If you feel a slight tingling sensation upon application, it’s completely normal. “Vitamin C can be used on all skin types but because the PH of the product is low, sometimes it can have a slight stinging sensation,” says Humphrey. “[People] with sensitive skin may feel that more than others, but all patients can benefit from adding a vitamin C into their regime.” It just comes down to finding the formulation that’s best for your skin.

I’ve read that vitamin C is unstable. What does that mean?

That just means vitamin C is water-soluble and breaks down when exposed to oxygen.

This property makes products containing vitamin C tricky to formulate and their potency more difficult to maintain once the bottle has been cracked open. To keep your products as effective as possible, Humphrey recommends storing any vitamin C skincare at room temperature and out of direct sunlight. She also advises looking for formulas that are packaged in dark glass containers or opaque packaging, which will help improve stability and reduce oxidation.

If you’re unsure of how long your vitamin C will last once open, ask an expert or look for the information on the packaging. “There are formulations that will last just a month and there are others that will last up to three months, but it’s generally not a product that can stay on your shelf for six, nine, twelve months,” she says.

Remember: fresh vitamin C products work better.

When shopping for skincare, does a more expensive vitamin C formula equal better results?

Not necessarily. Another consequence of vitamin C’s instability is that brands have to spend time and money to perform studies and research to ensure that their products are shelf-stable and will be properly absorbed into the skin—and that cost is often passed along to consumers. “The formulations I’ve seen with reasonable scientific evidence behind them have a [slightly higher] price point,” says Humphrey.

But a higher price alone isn’t enough. “When looking at formulas, it’s not about money, it’s about evidence,” says Humphrey. “You want to have clear scientific evidence that the product is stable so that when you open it and put it on your skin, there’s actually still vitamin C in it and that it’s also penetrating the skin.”

Skimming packaging won’t get you far when it comes to finding a quality product, so seek out recommendations from experts and do your research.
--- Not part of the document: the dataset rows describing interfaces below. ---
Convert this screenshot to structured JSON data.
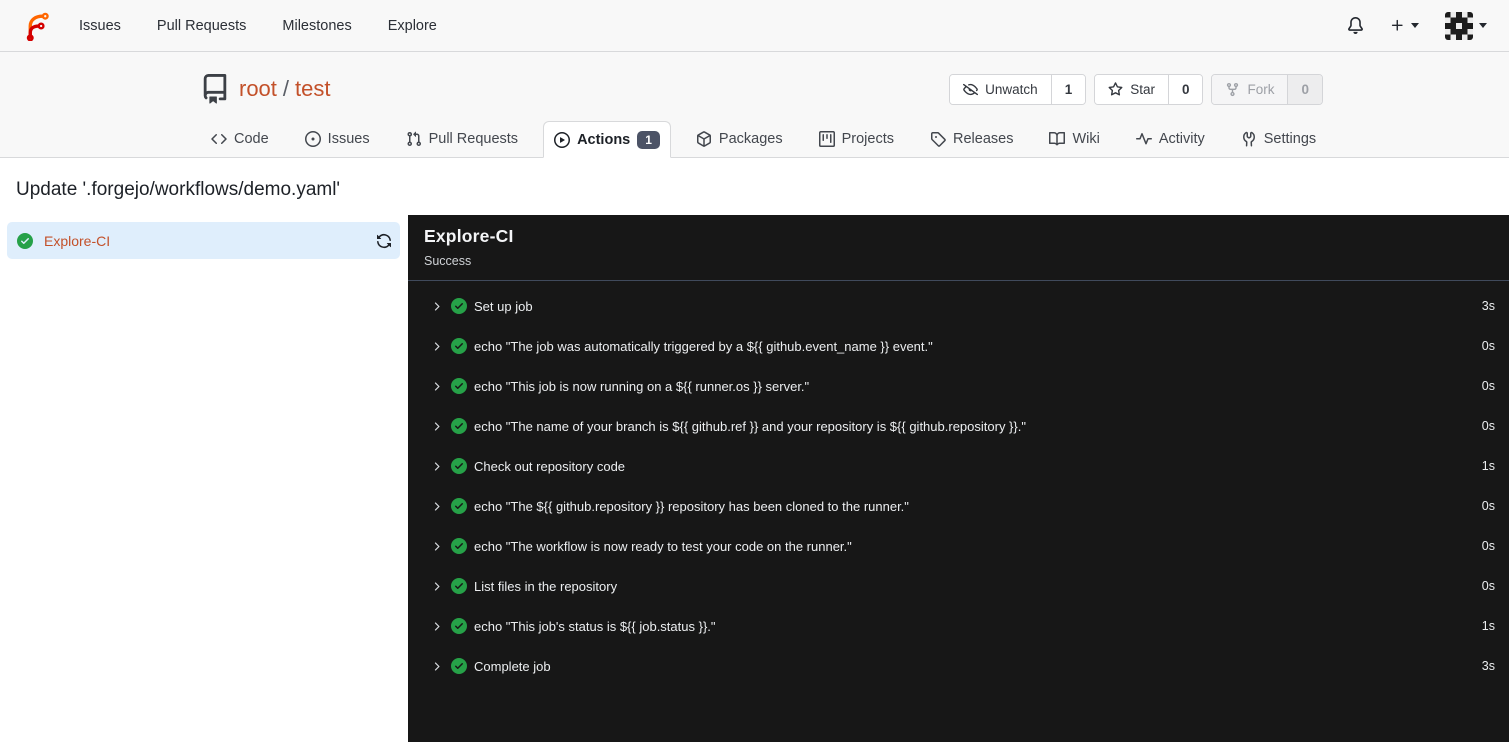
{
  "navbar": {
    "links": [
      {
        "label": "Issues"
      },
      {
        "label": "Pull Requests"
      },
      {
        "label": "Milestones"
      },
      {
        "label": "Explore"
      }
    ]
  },
  "repo": {
    "owner": "root",
    "separator": "/",
    "name": "test",
    "buttons": {
      "unwatch": {
        "label": "Unwatch",
        "count": "1"
      },
      "star": {
        "label": "Star",
        "count": "0"
      },
      "fork": {
        "label": "Fork",
        "count": "0"
      }
    },
    "tabs": [
      {
        "label": "Code"
      },
      {
        "label": "Issues"
      },
      {
        "label": "Pull Requests"
      },
      {
        "label": "Actions",
        "badge": "1"
      },
      {
        "label": "Packages"
      },
      {
        "label": "Projects"
      },
      {
        "label": "Releases"
      },
      {
        "label": "Wiki"
      },
      {
        "label": "Activity"
      },
      {
        "label": "Settings"
      }
    ]
  },
  "page": {
    "title": "Update '.forgejo/workflows/demo.yaml'"
  },
  "run": {
    "job": {
      "name": "Explore-CI"
    },
    "panel": {
      "title": "Explore-CI",
      "status": "Success"
    },
    "steps": [
      {
        "title": "Set up job",
        "duration": "3s"
      },
      {
        "title": "echo \"The job was automatically triggered by a ${{ github.event_name }} event.\"",
        "duration": "0s"
      },
      {
        "title": "echo \"This job is now running on a ${{ runner.os }} server.\"",
        "duration": "0s"
      },
      {
        "title": "echo \"The name of your branch is ${{ github.ref }} and your repository is ${{ github.repository }}.\"",
        "duration": "0s"
      },
      {
        "title": "Check out repository code",
        "duration": "1s"
      },
      {
        "title": "echo \"The ${{ github.repository }} repository has been cloned to the runner.\"",
        "duration": "0s"
      },
      {
        "title": "echo \"The workflow is now ready to test your code on the runner.\"",
        "duration": "0s"
      },
      {
        "title": "List files in the repository",
        "duration": "0s"
      },
      {
        "title": "echo \"This job's status is ${{ job.status }}.\"",
        "duration": "1s"
      },
      {
        "title": "Complete job",
        "duration": "3s"
      }
    ]
  },
  "colors": {
    "accent": "#c3512a",
    "green": "#26a148",
    "header_bg": "#f8f8f8",
    "border": "#d8d9db",
    "panel_bg": "#171717",
    "panel_divider": "#404a5c",
    "selected_bg": "#dfeefc",
    "badge_bg": "#4c5366"
  }
}
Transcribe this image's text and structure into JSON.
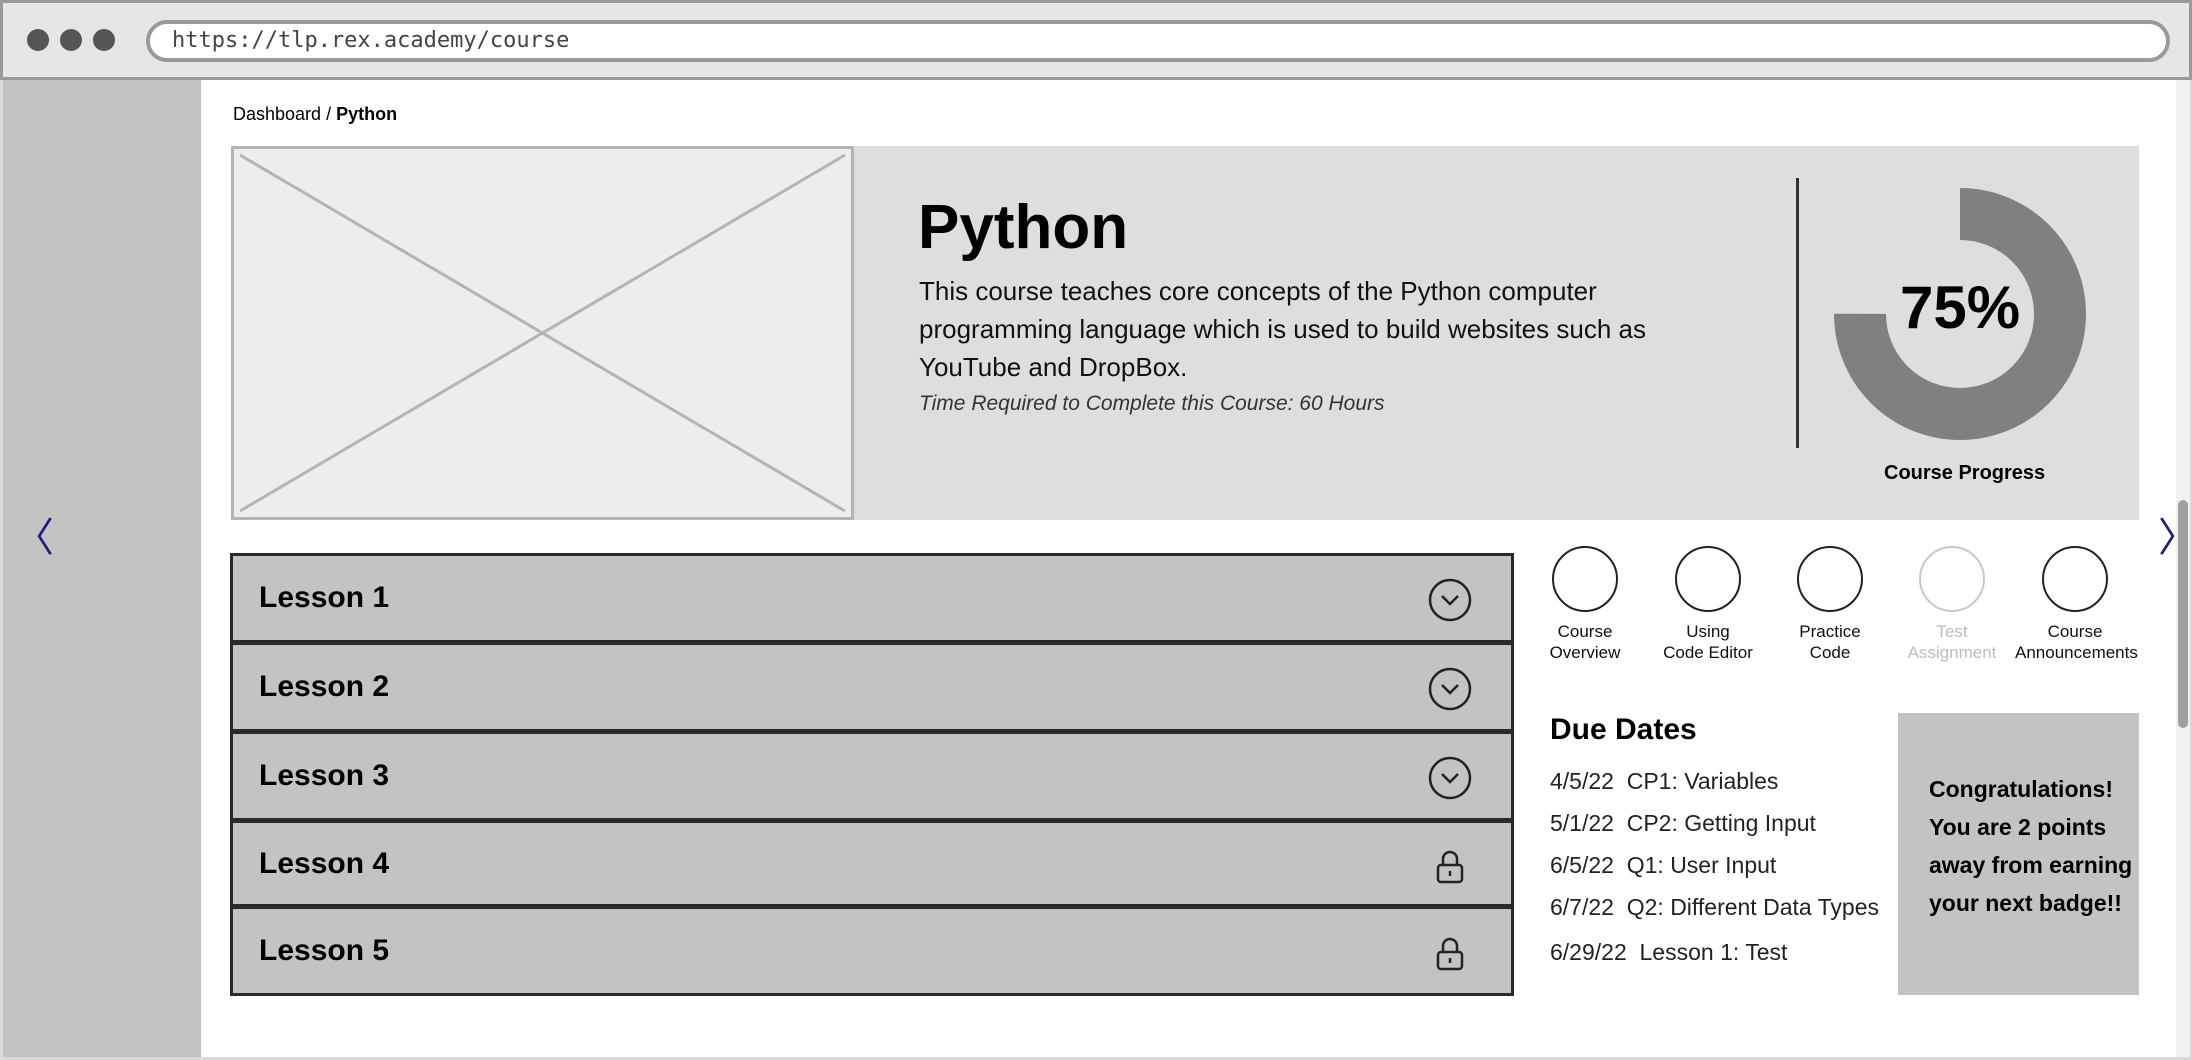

Look for brands that post before and after photos of their research, along with study results. Also, keep in mind that it can take two to four weeks of daily usage to see results, so keep a close watch on your skin. If it starts looking brighter, that’s a sure sign your vitamin C products are working.

Shop our favourite vitamin C-infused products below.